Economic crises generally lead to reductions in foreign aid. However, the widely held view that budgetary constraints caused by economic crises reduce aid is inaccurate because donor government outlays actually tend to increase. We develop an argument that aid cuts occur because voters place a lower priority on aid during economic downturns and politicians respond by cutting aid. Using data from Eurobarometer, we demonstrate that economic downturns lead to reduced public support for helping the poor abroad. These findings are robust across a large number of alternative specifications. Our findings have implications for how advocates may prevent aid reductions during economic recessions.

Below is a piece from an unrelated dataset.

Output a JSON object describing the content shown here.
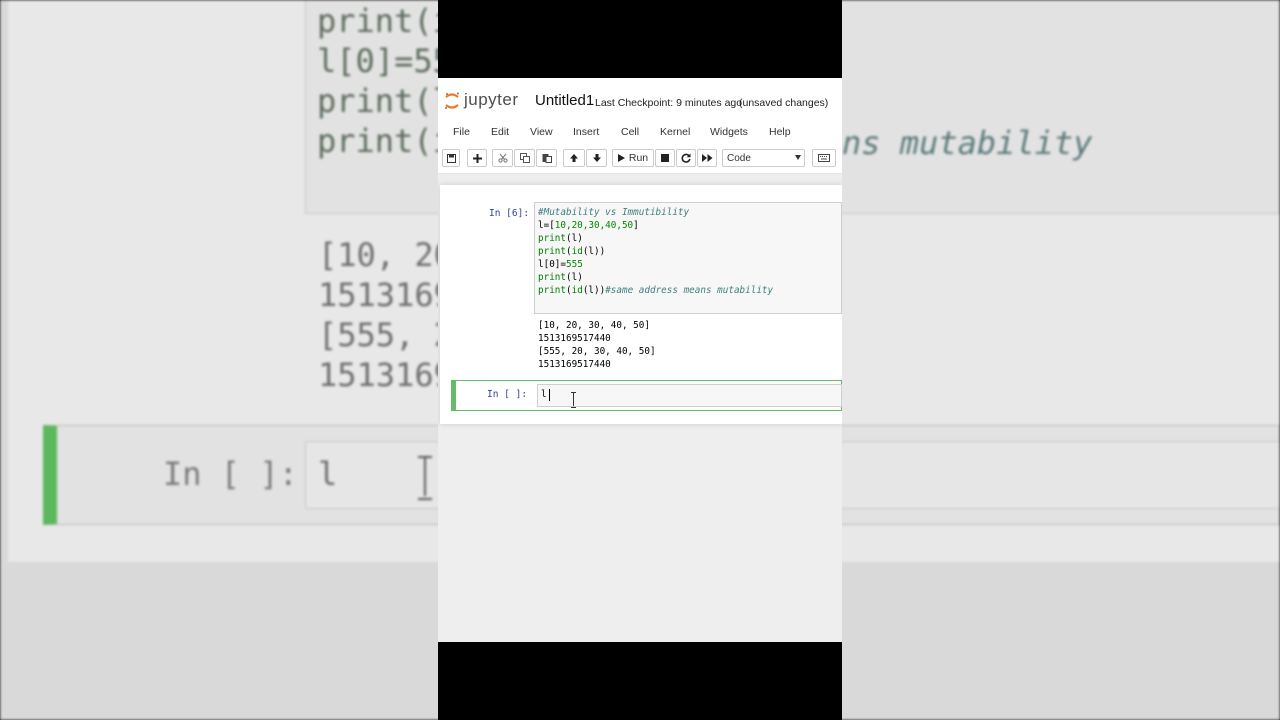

- Economic crises
- Foreign aid
- Public opinion
ASJC Scopus subject areas
- Geography, Planning and Development
- Sociology and Political Science
- Economics and Econometrics